SOURCE RECORDS ->
[Start of Attachment]

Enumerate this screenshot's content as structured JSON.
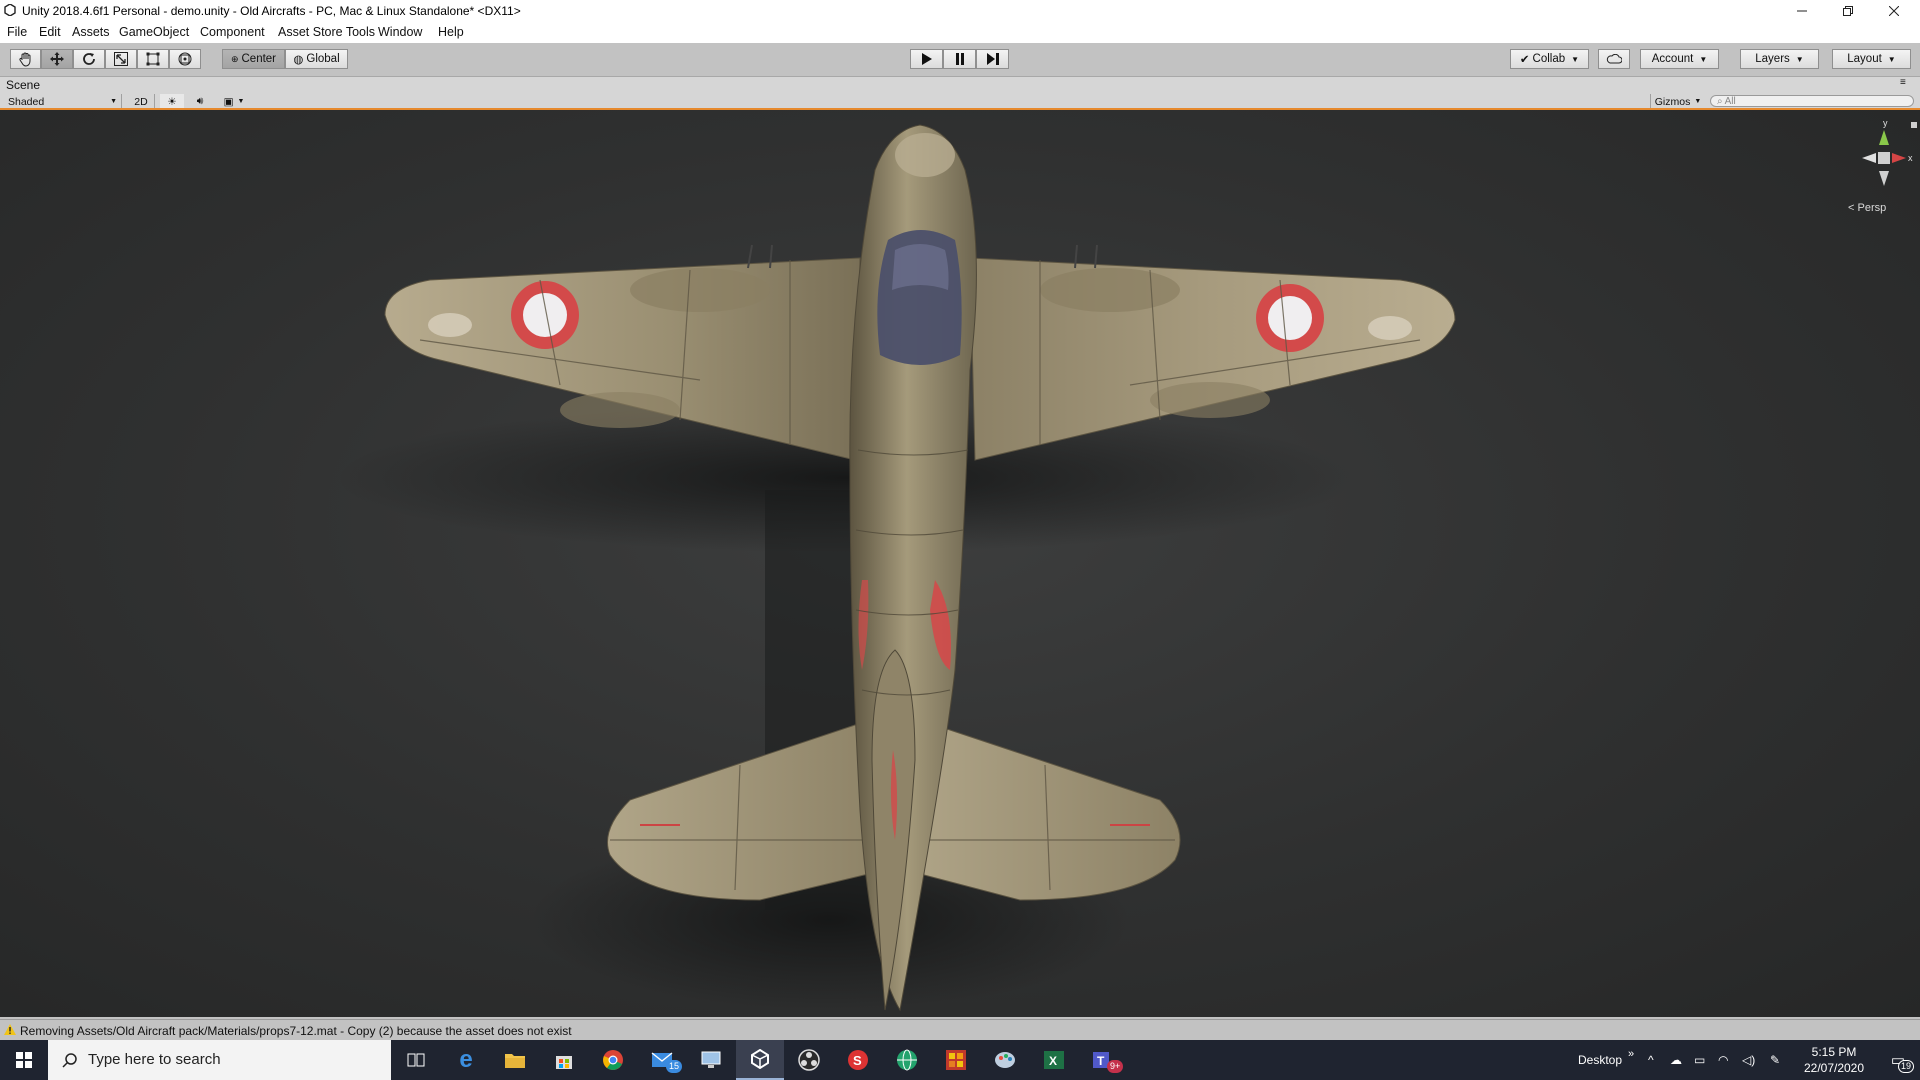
{
  "window": {
    "title": "Unity 2018.4.6f1 Personal - demo.unity - Old Aircrafts - PC, Mac & Linux Standalone* <DX11>"
  },
  "menu": {
    "items": [
      "File",
      "Edit",
      "Assets",
      "GameObject",
      "Component",
      "Asset Store Tools",
      "Window",
      "Help"
    ]
  },
  "toolbar": {
    "pivot_mode": "Center",
    "pivot_rotation": "Global",
    "collab": "Collab",
    "account": "Account",
    "layers": "Layers",
    "layout": "Layout"
  },
  "scene": {
    "tab_label": "Scene",
    "draw_mode": "Shaded",
    "mode_2d": "2D",
    "gizmos": "Gizmos",
    "search_placeholder": "All",
    "projection": "Persp",
    "gizmo_axes": [
      "y",
      "x"
    ]
  },
  "status": {
    "message": "Removing Assets/Old Aircraft pack/Materials/props7-12.mat - Copy (2) because the asset does not exist"
  },
  "taskbar": {
    "search_placeholder": "Type here to search",
    "mail_badge": "15",
    "teams_badge": "9+",
    "desktop_label": "Desktop",
    "time": "5:15 PM",
    "date": "22/07/2020",
    "notification_count": "19"
  },
  "colors": {
    "accent_orange": "#e6892d",
    "viewport_bg": "#2f3030",
    "taskbar_bg": "#1f2430"
  }
}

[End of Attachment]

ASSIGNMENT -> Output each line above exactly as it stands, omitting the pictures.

COMPLETED TASK ->
Enumerate this screenshot's content as structured JSON.
{
  "window": {
    "title": "Unity 2018.4.6f1 Personal - demo.unity - Old Aircrafts - PC, Mac & Linux Standalone* <DX11>"
  },
  "menu": {
    "items": [
      "File",
      "Edit",
      "Assets",
      "GameObject",
      "Component",
      "Asset Store Tools",
      "Window",
      "Help"
    ]
  },
  "toolbar": {
    "pivot_mode": "Center",
    "pivot_rotation": "Global",
    "collab": "Collab",
    "account": "Account",
    "layers": "Layers",
    "layout": "Layout"
  },
  "scene": {
    "tab_label": "Scene",
    "draw_mode": "Shaded",
    "mode_2d": "2D",
    "gizmos": "Gizmos",
    "search_placeholder": "All",
    "projection": "Persp",
    "gizmo_axes": [
      "y",
      "x"
    ]
  },
  "status": {
    "message": "Removing Assets/Old Aircraft pack/Materials/props7-12.mat - Copy (2) because the asset does not exist"
  },
  "taskbar": {
    "search_placeholder": "Type here to search",
    "mail_badge": "15",
    "teams_badge": "9+",
    "desktop_label": "Desktop",
    "time": "5:15 PM",
    "date": "22/07/2020",
    "notification_count": "19"
  },
  "colors": {
    "accent_orange": "#e6892d",
    "viewport_bg": "#2f3030",
    "taskbar_bg": "#1f2430"
  }
}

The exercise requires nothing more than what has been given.